PopMatters Comics Editor
I remember not wanting to like it but I did, those first few issues of Hex. First off, it was sacrilege, Jonah Hex was meant to be a cowboy, not Mad Max. Anytime you wanted, you could always get Beyond the Thunderdome on VHS. It was the mid- to late ‘80s and post-apocalyptic scifi was everywhere.
Given the radical nature of the genre jump-cut Jonah Hex had undergone during Crisis on Infinite Earths (the megaevent that made of DC a cohesive, single universe), it was hard to get behind Hex no longer being a cowboy. But that’s because sometimes you get caught in a thrall and don’t appreciate what you have. The true magic of Hex, of Jonah walking out of the Red Rain Saloon (was the town called Red Rain?) to fight El Papagayo for perhaps the final time, and then to discover it was nearly 150 years on, lay in how Jonah would always be Jonah.
Against Road Reapers and the cruelly analytical nature of Borsten, against every threat of a post-nuclear age brought to bear against him, Hex would retain that same cowboy DNA. And what the Crisis really presented creators and fans alike with, was an opportunity for grand experimentation. Not at all unlike the kind found in the incredibly rich visions of Mike Mignola’s creator-owned work. A kind of infinite recurrence of the idea of Jonah Hex was on the cards way back in the mid- to late ‘80s—a Jonah Hex that would always be Jonah Hex, wherever, whenever he happens to find himself.

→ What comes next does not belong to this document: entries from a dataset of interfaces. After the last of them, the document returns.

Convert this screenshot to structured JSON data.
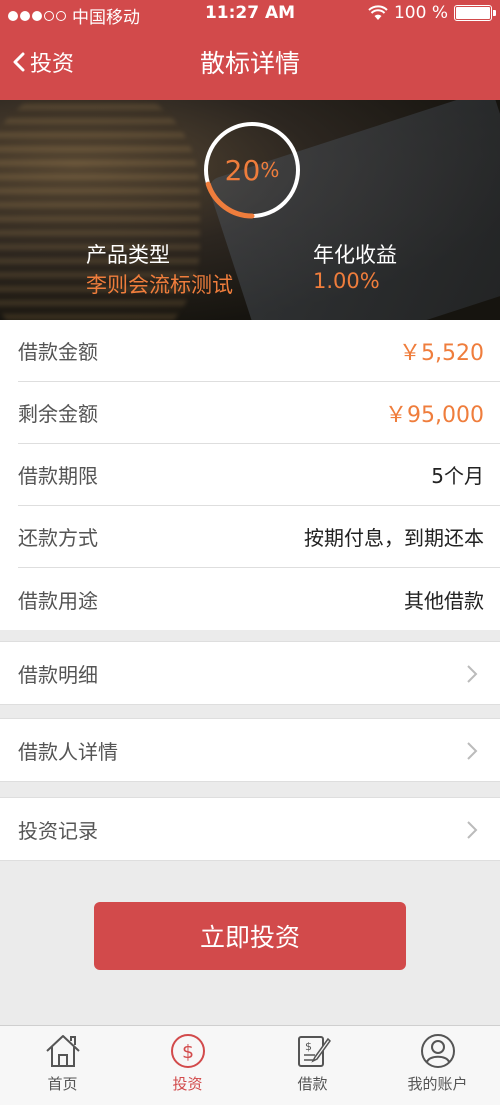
{
  "status_bar": {
    "carrier": "中国移动",
    "time": "11:27 AM",
    "battery": "100 %"
  },
  "nav": {
    "back_label": "投资",
    "title": "散标详情"
  },
  "hero": {
    "progress_text": "20",
    "progress_unit": "%",
    "progress_fraction": 0.2,
    "product_type_label": "产品类型",
    "product_type_value": "李则会流标测试",
    "annual_rate_label": "年化收益",
    "annual_rate_value": "1.00%"
  },
  "details": [
    {
      "label": "借款金额",
      "value": "￥5,520",
      "highlight": true
    },
    {
      "label": "剩余金额",
      "value": "￥95,000",
      "highlight": true
    },
    {
      "label": "借款期限",
      "value": "5个月",
      "highlight": false
    },
    {
      "label": "还款方式",
      "value": "按期付息，到期还本",
      "highlight": false
    },
    {
      "label": "借款用途",
      "value": "其他借款",
      "highlight": false
    }
  ],
  "links": {
    "loan_details": "借款明细",
    "borrower_details": "借款人详情",
    "invest_records": "投资记录"
  },
  "invest_button": "立即投资",
  "tabs": [
    {
      "label": "首页",
      "icon": "home-icon",
      "active": false
    },
    {
      "label": "投资",
      "icon": "dollar-icon",
      "active": true
    },
    {
      "label": "借款",
      "icon": "loan-note-icon",
      "active": false
    },
    {
      "label": "我的账户",
      "icon": "user-icon",
      "active": false
    }
  ],
  "colors": {
    "brand_red": "#d24a4b",
    "accent_orange": "#ef7d3c"
  }
}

When Palmiotti and Gray took their positions as series regular writers back in the winter of 2005, a different tale was being told. This wasn’t about the recursiveness of Jonah Hex in a wild, and fantastical scifi setting. This was about the dedicated, focused effort of locating Hex back in his historical context. And more than that perhaps, it was about reviving the idea of the Western as a genre, in the comics medium. A genre that had once been so vibrant and vital a part of the comics industry.
The six-year run of Jonah Hex was all about Jonah Hex being back in the saddle, and the idea of the Western returning to the comics medium again. After movies like Unforgiven and Tombstone, after shows like Deadwood, could the Western succeed, once more? But, given the lead character’s historical location, Jonah Hex necessarily became a segregated playspace for both the creators and the readers.
Last year’s continuity-wide reboot at DC, the New 52, would see Hex “return to civilization” (to the East Coast, to Gotham), but also return to the broader continuity of the DC Universe. As Batman struggled against the Court of Owls, Hex (some 150 years ago) would stare down the first generation of Owls in Gotham. The New 52 has been good to the character, Jonah Hex has finally come home to the DCU.
But this zero issue changes the entire dynamic. The thing that I’ve fallen into asking myself, time and again, is how is it that Hex decades later, looks uncannily (eerily perhaps even) like the man Hex’s own father killed at the moment of his son’s birth? What strange magic is erupting here? What’s really underway? And does it link back to that very heady series finale (issue #70) of the 2006-2011 run of Jonah Hex? The one where Hex was clearly linked with the supernatural?
Please enjoy your exclusive preview of Jonah Hex #0: